Graven With Diamonds Nicola Shulman (Short)
Poets have it easy these days, their greatest fear being that they might trip over an abasing critic on the way to collect one of the many prizes now on offer. In Thomas Wyatt's era the pen and the sword were often interchangeable. Nicola Shulman investigates how Wyatt's poems were an essential part of the secret life of early Tudor Britain. Villains and villainelles, so to speak.
No Direction Home Robert Shelton (Da Capo)
As Bob Dylan approaches 70, a slew of 'definitive' biographies have hit the stands but Shelton's could claim to be first among equals, not least because it goes directly to the source. But then Dylan was always a kidder so, caveat emptor, and enjoy the photographs.
Daughter-In-Law Joanna Trollope (Transworld)
Unlike a lot of mainstream novelists whose take on family tends to be traditional or impossibly aspirational, Trollope has always found room for outsiders, from lesbians in A Village Affair to this intelligent take on modern family which betrays its darker purpose early on by beginning with, what else, a wedding.
The Ring And The Crown Alison Weir, Kate Williams, Sarah Gristwood, Tracy Borman (Hutchinson)
You would think, what with all the fuss, that there had never been a Royal wedding before. So along comes Alison Weir et al with this entertaining and accessible history of regal splicing from 1066 to the present day. Wills and Kate be warned, not all ended happily ever after. Kate might wish to look at Henry VIII, for instance, and plan a discreet escape route ...
November Sean O'Brien (Picador)
Yet another excellent collection of poetry dips its delicate toe into the mainstream. O'Brien's latest echoes the elegiac themes in collections by the likes of Heaney and Longley, focusing on loss and absence, and, despite the poet's connection to the North Of England, France is never far away from his imagination.
Thomas Covenant - Lord Foul's Bane Stephen Donaldson (Orion)
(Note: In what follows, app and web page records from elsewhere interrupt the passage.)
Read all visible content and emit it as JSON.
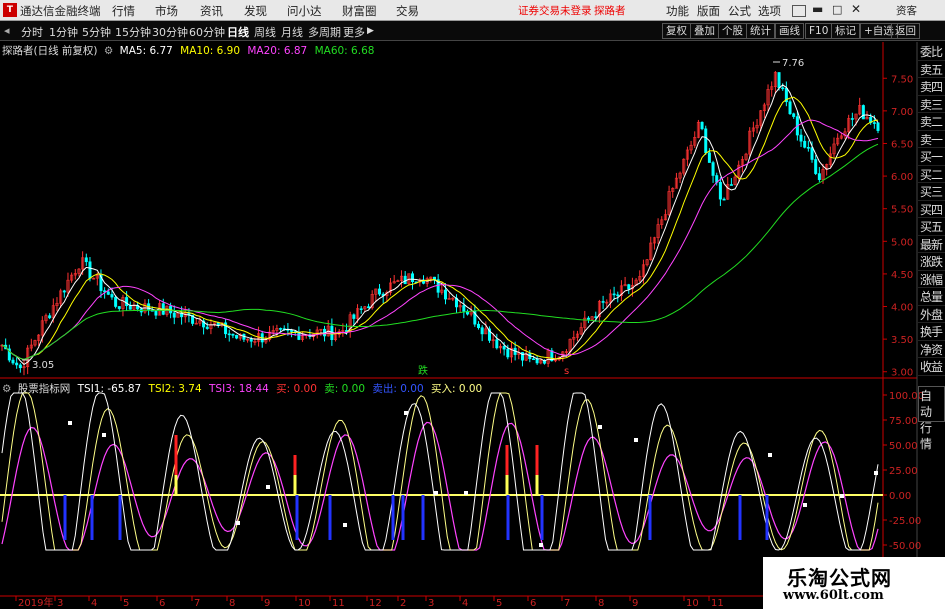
{
  "titlebar": {
    "app_name": "通达信金融终端",
    "menus": [
      "行情",
      "市场",
      "资讯",
      "发现",
      "问小达",
      "财富圈",
      "交易"
    ],
    "login_status": "证券交易未登录",
    "user": "探路者",
    "right_menus": [
      "功能",
      "版面",
      "公式",
      "选项"
    ],
    "news_btn": "资客"
  },
  "toolbar": {
    "periods": [
      "分时",
      "1分钟",
      "5分钟",
      "15分钟",
      "30分钟",
      "60分钟",
      "日线",
      "周线",
      "月线",
      "多周期",
      "更多"
    ],
    "active_period": "日线",
    "right_buttons": [
      "复权",
      "叠加",
      "个股",
      "统计",
      "画线",
      "F10",
      "标记",
      "+自选",
      "返回"
    ]
  },
  "main_chart": {
    "stock": "探路者(日线 前复权)",
    "ma_labels": [
      {
        "text": "MA5: 6.77",
        "color": "#ffffff"
      },
      {
        "text": "MA10: 6.90",
        "color": "#ffff00"
      },
      {
        "text": "MA20: 6.87",
        "color": "#ff44ff"
      },
      {
        "text": "MA60: 6.68",
        "color": "#22dd22"
      }
    ],
    "y_ticks": [
      "7.50",
      "7.00",
      "6.50",
      "6.00",
      "5.50",
      "5.00",
      "4.50",
      "4.00",
      "3.50",
      "3.00"
    ],
    "high_label": "7.76",
    "low_label": "3.05",
    "signal_labels": [
      "跌",
      "s"
    ]
  },
  "indicator": {
    "name": "股票指标网",
    "labels": [
      {
        "text": "TSI1: -65.87",
        "color": "#ffffff"
      },
      {
        "text": "TSI2: 3.74",
        "color": "#ffff00"
      },
      {
        "text": "TSI3: 18.44",
        "color": "#ff44ff"
      },
      {
        "text": "买: 0.00",
        "color": "#ff3333"
      },
      {
        "text": "卖: 0.00",
        "color": "#22dd22"
      },
      {
        "text": "卖出: 0.00",
        "color": "#3355ff"
      },
      {
        "text": "买入: 0.00",
        "color": "#ffff88"
      }
    ],
    "y_ticks": [
      "100.00",
      "75.00",
      "50.00",
      "25.00",
      "0.00",
      "-25.00",
      "-50.00"
    ]
  },
  "x_axis": {
    "labels": [
      "2019年",
      "3",
      "4",
      "5",
      "6",
      "7",
      "8",
      "9",
      "10",
      "11",
      "12",
      "2",
      "3",
      "4",
      "5",
      "6",
      "7",
      "8",
      "9",
      "10",
      "11"
    ]
  },
  "right_panel": {
    "items": [
      "委比",
      "卖五",
      "卖四",
      "卖三",
      "卖二",
      "卖一",
      "买一",
      "买二",
      "买三",
      "买四",
      "买五",
      "最新",
      "涨跌",
      "涨幅",
      "总量",
      "外盘",
      "换手",
      "净资",
      "收益"
    ],
    "boxes": [
      "自动",
      "行情"
    ]
  },
  "watermark": {
    "line1": "乐淘公式网",
    "line2": "www.60lt.com"
  },
  "colors": {
    "price_up": "#ff3333",
    "price_down": "#00ffff",
    "axis": "#cc0000",
    "ma5": "#ffffff",
    "ma10": "#ffff00",
    "ma20": "#ff44ff",
    "ma60": "#22dd22"
  }
}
What with Game Of Thrones reinvigorating fantasy with its Belfast-shot locations, time to revisit my own skirmish with the genre. With the character of Thomas Covenant, Donaldson added a dash of late 20th century neurosis into his Tolkeinesque brew beginning with Lord Fouls Bane. If ever filmed, suggest Glenshane Pass might be useful setting for epic battle scenes.
The Sea, The Sea Iris Murdoch (Vintage)
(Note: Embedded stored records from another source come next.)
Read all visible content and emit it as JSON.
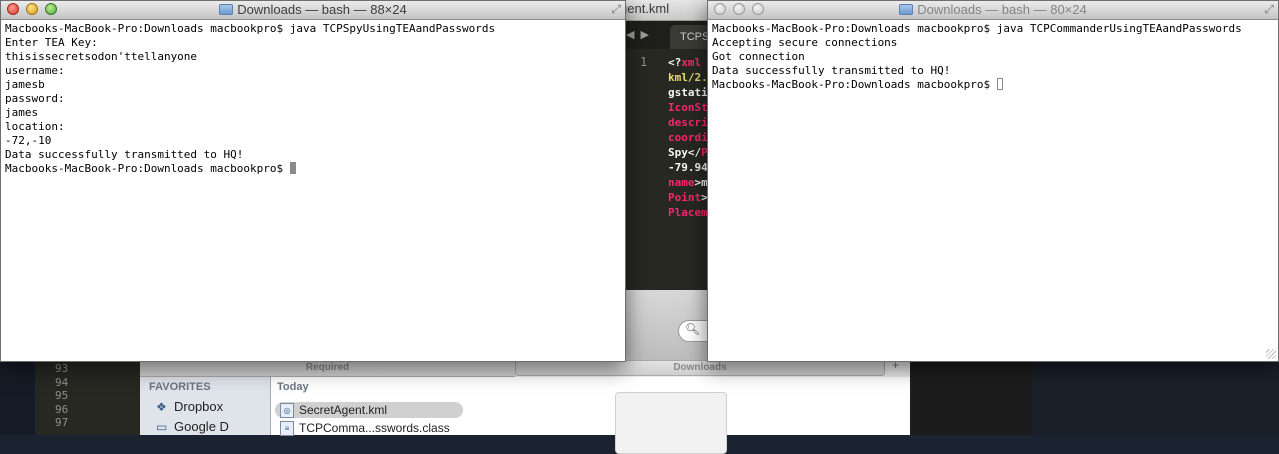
{
  "editor": {
    "title": "gent.kml",
    "tab_label": "TCPS",
    "line_number": "1",
    "code_lines": [
      {
        "parts": [
          {
            "t": "<?",
            "c": "white"
          },
          {
            "t": "xml ",
            "c": "pink"
          }
        ]
      },
      {
        "parts": [
          {
            "t": "kml/2.",
            "c": "yellow"
          }
        ]
      },
      {
        "parts": [
          {
            "t": "gstati",
            "c": "white"
          }
        ]
      },
      {
        "parts": [
          {
            "t": "IconSt",
            "c": "pink"
          }
        ]
      },
      {
        "parts": [
          {
            "t": "descri",
            "c": "pink"
          }
        ]
      },
      {
        "parts": [
          {
            "t": "coordi",
            "c": "pink"
          }
        ]
      },
      {
        "parts": [
          {
            "t": "Spy</",
            "c": "white"
          },
          {
            "t": "P",
            "c": "pink"
          }
        ]
      },
      {
        "parts": [
          {
            "t": "-79.94",
            "c": "white"
          }
        ]
      },
      {
        "parts": [
          {
            "t": "name",
            "c": "pink"
          },
          {
            "t": ">m",
            "c": "white"
          }
        ]
      },
      {
        "parts": [
          {
            "t": "Point",
            "c": "pink"
          },
          {
            "t": ">",
            "c": "white"
          }
        ]
      },
      {
        "parts": [
          {
            "t": "Placem",
            "c": "pink"
          }
        ]
      }
    ],
    "bottom_line_numbers": [
      "93",
      "94",
      "95",
      "96",
      "97"
    ]
  },
  "finder": {
    "pathbar_left": "Required",
    "pathbar_right": "Downloads",
    "sidebar_header": "FAVORITES",
    "sidebar_items": [
      "Dropbox",
      "Google D"
    ],
    "list_header": "Today",
    "files": [
      "SecretAgent.kml",
      "TCPComma...sswords.class"
    ]
  },
  "terminal_left": {
    "title": "Downloads — bash — 88×24",
    "lines": [
      "Macbooks-MacBook-Pro:Downloads macbookpro$ java TCPSpyUsingTEAandPasswords",
      "Enter TEA Key:",
      "thisissecretsodon'ttellanyone",
      "username:",
      "jamesb",
      "password:",
      "james",
      "location:",
      "-72,-10",
      "Data successfully transmitted to HQ!"
    ],
    "prompt": "Macbooks-MacBook-Pro:Downloads macbookpro$ "
  },
  "terminal_right": {
    "title": "Downloads — bash — 80×24",
    "lines": [
      "Macbooks-MacBook-Pro:Downloads macbookpro$ java TCPCommanderUsingTEAandPasswords",
      "Accepting secure connections",
      "Got connection",
      "Data successfully transmitted to HQ!"
    ],
    "prompt": "Macbooks-MacBook-Pro:Downloads macbookpro$ "
  }
}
A discussion with a customer about Iris Murdoch got me thinking about this curious work, perhaps one of the strangest ever to win a Booker. Focusing on a lifelong obsession of plainly catastrophic delusion, Murdoch makes her hero, Charles Arrowby, perhaps one of the most unreliable narrators in all fiction, while underlying all is an addictive strain of dark humour.